In 1955, the BMW Isetta became the first mass-produced car to achieve the impressive fuel consumption figures of 94 mpg, and it was the top-selling single cylinder car in the world at the time, shifting over 160,000 units.
A Swiss company is now trying to reinvent the Isetta, launching a car called the Microlino at 2016 Geneve Motor Show which is based on the original Isetta body design.
6 Mini Cooper
The classic Mini Cooper is the quintessential small car – and one of the most loved of all time. This was the name given to the original and best Mini car, in production between 1959 and 2000. Since 2000, the Mini brand has been taken over by BMW, and although the cars they produce are still recognizably Minis, they are definitely an enhanced 21st-century version of the classic car. The original Mini Cooper was available in a variety of two-seater and four-seater, saloon and coupe models, but all had that same Mini Cooper style.
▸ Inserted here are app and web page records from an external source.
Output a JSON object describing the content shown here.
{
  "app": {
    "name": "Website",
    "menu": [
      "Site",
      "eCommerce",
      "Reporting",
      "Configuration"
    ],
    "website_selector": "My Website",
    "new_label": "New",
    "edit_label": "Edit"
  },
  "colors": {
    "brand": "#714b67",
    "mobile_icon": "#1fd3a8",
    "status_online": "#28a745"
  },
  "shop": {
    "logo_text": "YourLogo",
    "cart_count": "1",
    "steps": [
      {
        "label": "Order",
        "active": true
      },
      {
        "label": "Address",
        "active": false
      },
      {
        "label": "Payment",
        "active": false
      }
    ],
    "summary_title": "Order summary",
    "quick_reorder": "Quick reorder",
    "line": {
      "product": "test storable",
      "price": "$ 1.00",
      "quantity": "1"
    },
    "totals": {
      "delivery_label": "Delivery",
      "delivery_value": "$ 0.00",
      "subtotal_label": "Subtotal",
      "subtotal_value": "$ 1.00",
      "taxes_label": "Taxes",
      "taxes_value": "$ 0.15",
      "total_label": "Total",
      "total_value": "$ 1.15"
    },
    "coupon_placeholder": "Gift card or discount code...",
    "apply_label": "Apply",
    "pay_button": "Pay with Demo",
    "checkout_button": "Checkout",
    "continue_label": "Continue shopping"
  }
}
And at just 53 inches in height, they were notorious for being a challenge for tall drivers and passengers.
5 Brutsch Mopetta
The kooky and unconventional Brutsch Mopetta was a single-seater, open-top roadster, made by German auto manufacturer Egon Brutsch between 1956 and 1958.
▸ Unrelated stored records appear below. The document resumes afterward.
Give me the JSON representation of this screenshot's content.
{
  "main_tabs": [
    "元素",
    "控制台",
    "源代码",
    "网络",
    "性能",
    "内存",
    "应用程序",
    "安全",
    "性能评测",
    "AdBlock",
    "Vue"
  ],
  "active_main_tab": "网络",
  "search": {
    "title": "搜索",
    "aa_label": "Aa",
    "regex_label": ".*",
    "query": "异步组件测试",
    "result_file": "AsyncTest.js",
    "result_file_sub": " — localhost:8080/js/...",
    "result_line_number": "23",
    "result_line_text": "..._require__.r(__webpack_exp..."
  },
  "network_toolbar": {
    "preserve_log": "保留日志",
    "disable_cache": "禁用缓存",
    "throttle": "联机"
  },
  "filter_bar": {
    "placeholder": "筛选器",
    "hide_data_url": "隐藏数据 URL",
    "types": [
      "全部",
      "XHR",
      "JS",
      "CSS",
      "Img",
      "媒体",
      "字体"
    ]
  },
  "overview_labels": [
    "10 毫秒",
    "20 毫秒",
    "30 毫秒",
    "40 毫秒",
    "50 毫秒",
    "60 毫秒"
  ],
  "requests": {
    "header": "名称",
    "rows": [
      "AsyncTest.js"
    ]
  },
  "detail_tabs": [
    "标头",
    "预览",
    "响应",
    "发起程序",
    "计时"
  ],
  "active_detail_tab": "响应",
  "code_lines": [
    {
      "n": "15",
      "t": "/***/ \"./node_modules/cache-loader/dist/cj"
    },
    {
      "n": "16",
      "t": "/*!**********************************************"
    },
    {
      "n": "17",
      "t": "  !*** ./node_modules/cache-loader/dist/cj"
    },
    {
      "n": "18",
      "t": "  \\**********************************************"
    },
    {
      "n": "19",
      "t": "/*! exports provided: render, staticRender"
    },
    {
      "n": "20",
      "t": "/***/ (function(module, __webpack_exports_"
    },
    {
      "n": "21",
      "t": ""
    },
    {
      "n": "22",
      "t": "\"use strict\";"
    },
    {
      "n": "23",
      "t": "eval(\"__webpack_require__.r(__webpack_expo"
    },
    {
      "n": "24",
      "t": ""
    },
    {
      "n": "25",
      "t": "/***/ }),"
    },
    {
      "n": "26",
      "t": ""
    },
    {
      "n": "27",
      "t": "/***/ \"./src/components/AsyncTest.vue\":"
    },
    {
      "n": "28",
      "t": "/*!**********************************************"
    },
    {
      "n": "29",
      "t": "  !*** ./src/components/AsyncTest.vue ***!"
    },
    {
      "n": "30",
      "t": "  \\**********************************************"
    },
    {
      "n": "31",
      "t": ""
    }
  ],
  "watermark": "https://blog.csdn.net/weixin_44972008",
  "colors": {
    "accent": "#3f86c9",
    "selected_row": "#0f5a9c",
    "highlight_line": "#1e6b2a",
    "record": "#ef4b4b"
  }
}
With its fiberglass bodywork, the tiny Mopetta boasted impressive fuel consumption figures, but only recorded a top speed of 22mph.
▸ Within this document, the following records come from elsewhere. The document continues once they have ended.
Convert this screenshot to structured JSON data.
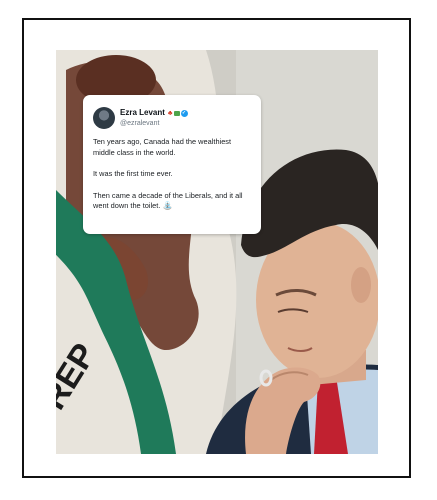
{
  "tweet": {
    "author_name": "Ezra Levant",
    "badge_icons": [
      "maple-leaf-icon",
      "money-icon",
      "verified-badge-icon"
    ],
    "handle": "@ezralevant",
    "paragraph_1": "Ten years ago, Canada had the wealthiest middle class in the world.",
    "paragraph_2": "It was the first time ever.",
    "paragraph_3": "Then came a decade of the Liberals, and it all went down the toilet.",
    "trailing_emoji": "toilet-icon"
  },
  "photo": {
    "flag_text": "REP"
  },
  "colors": {
    "verified": "#1d9bf0",
    "flag_green": "#1f7a5a",
    "flag_brown": "#6a3b2a",
    "flag_red": "#b01f2a",
    "suit": "#1f2c40",
    "tie": "#c12130"
  }
}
With its 50cc engine, which used a pull-start, and three-speed manual gearbox, the Mopetta cost £200, the equivalent of $2,500 in modern money, and was less than 70 inches in length – although at least taller drivers didn’t have to worry about the roof! These are much sought-after collectors’ items today; only 14 were ever made and only five Brusch Mopetta vehicles are known to have survived.
4 Fiat 500
The Fiat 500 is another small car which originally made its name decades ago, only to be relaunched for the 21st century. The original Fiat 500, made by the world-renowned Italian car company, was in production between 1957 and 1971 and sold well over 3 million vehicles. In 2007, Fiat revamped the 500 for the 21st century and began selling its new old vehicle all over Europe, and from 2010 in the US and Canada too – the first Fiat car to be sold in North America for 25 years. At 140 inches in length, it is far from the smallest car on this list, but it still qualifies as a compact city car.
3 Reliant Robin
The Reliant Robin is a peculiarly British institution; a fiberglass three-wheeler that was notorious for its instability going round corners, due to the fact that its two-wheels were at the rear and it had only one wheel at the front!
It was first made back in 1973 and the last Robin rolled off the production line in 2001.
The Reliant Robin is something of a national treasure in the UK, despite its lack of grace and style, mainly because of its starring role in the long-running BBC sitcom Only Fools and Horses, in which the Trotter brothers drive a shabby yellow Reliant Robin van.
2 Ford Ka
The Ford Ka is one of the largest vehicles on this list, and one of the most widely sold. It has been made by Ford since 1996, first as a city car and then as a subcompact, and it has proved enormously popular with the city dwellers in Europe and South America thanks to its small size and stylish appearance. The second generation Ford Ka is only 143 inches in length and just 60 inches in height – not an ideal purchase if you’re scraping 6 foot in height! Yet the Ford Ka sold in its thousands at its peak in the early 2000s and remains a popular second-hand option today.
1 Bolloré Bluecar
The Bolloré Bluecar is a very different beast from the big-selling Ford Ka. It is a small four-seater car, designed by Italian company Pininfarina and developed and built by the French firm Bolloré.
The first 250 production models were made in 2011, and were supplied to a car-sharing program in Paris, only going on sale to the French general public in 2013.
There are currently almost 6,000 Bolloré Bluecars in France, most of which are part of the nationwide car-sharing scheme. These electric cars have a maximum urban range of 160 miles and an impressive top speed of 75mph.
Sources: Ford.co.uk, autocar.co.uk, smartusa.com,evworld.com, commutercars.com